> [PROBLEM] Every entry below should be restated word for word, except for its images.

> [DATA PROVIDED]
════════════════
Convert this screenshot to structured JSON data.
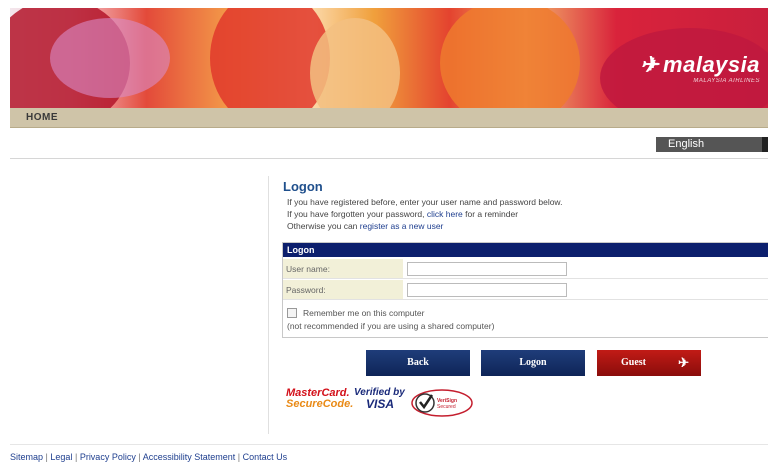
{
  "brand": {
    "logo_text": "malaysia",
    "logo_sub": "MALAYSIA AIRLINES"
  },
  "nav": {
    "home": "HOME"
  },
  "language": {
    "selected": "English"
  },
  "logon": {
    "title": "Logon",
    "intro_line1": "If you have registered before, enter your user name and password below.",
    "intro_line2_prefix": "If you have forgotten your password, ",
    "intro_line2_link": "click here",
    "intro_line2_suffix": " for a reminder",
    "intro_line3_prefix": "Otherwise you can ",
    "intro_line3_link": "register as a new user",
    "panel_title": "Logon",
    "username_label": "User name:",
    "password_label": "Password:",
    "remember_label": "Remember me on this computer",
    "remember_note": "(not recommended if you are using a shared computer)"
  },
  "buttons": {
    "back": "Back",
    "logon": "Logon",
    "guest": "Guest",
    "guest_icon": "plane-icon"
  },
  "badges": {
    "mastercard_a": "MasterCard.",
    "mastercard_b": "SecureCode.",
    "visa_a": "Verified by",
    "visa_b": "VISA",
    "verisign": "VeriSign Secured"
  },
  "footer": {
    "links": [
      "Sitemap",
      "Legal",
      "Privacy Policy",
      "Accessibility Statement",
      "Contact Us"
    ]
  },
  "colors": {
    "navy": "#0c1f6d",
    "red_button": "#c11b16",
    "title_blue": "#1f4f8c"
  }
}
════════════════
> [TASK RESPONSE]
Convert this screenshot to structured JSON data.
{
  "brand": {
    "logo_text": "malaysia",
    "logo_sub": "MALAYSIA AIRLINES"
  },
  "nav": {
    "home": "HOME"
  },
  "language": {
    "selected": "English"
  },
  "logon": {
    "title": "Logon",
    "intro_line1": "If you have registered before, enter your user name and password below.",
    "intro_line2_prefix": "If you have forgotten your password, ",
    "intro_line2_link": "click here",
    "intro_line2_suffix": " for a reminder",
    "intro_line3_prefix": "Otherwise you can ",
    "intro_line3_link": "register as a new user",
    "panel_title": "Logon",
    "username_label": "User name:",
    "password_label": "Password:",
    "remember_label": "Remember me on this computer",
    "remember_note": "(not recommended if you are using a shared computer)"
  },
  "buttons": {
    "back": "Back",
    "logon": "Logon",
    "guest": "Guest",
    "guest_icon": "plane-icon"
  },
  "badges": {
    "mastercard_a": "MasterCard.",
    "mastercard_b": "SecureCode.",
    "visa_a": "Verified by",
    "visa_b": "VISA",
    "verisign": "VeriSign Secured"
  },
  "footer": {
    "links": [
      "Sitemap",
      "Legal",
      "Privacy Policy",
      "Accessibility Statement",
      "Contact Us"
    ]
  },
  "colors": {
    "navy": "#0c1f6d",
    "red_button": "#c11b16",
    "title_blue": "#1f4f8c"
  }
}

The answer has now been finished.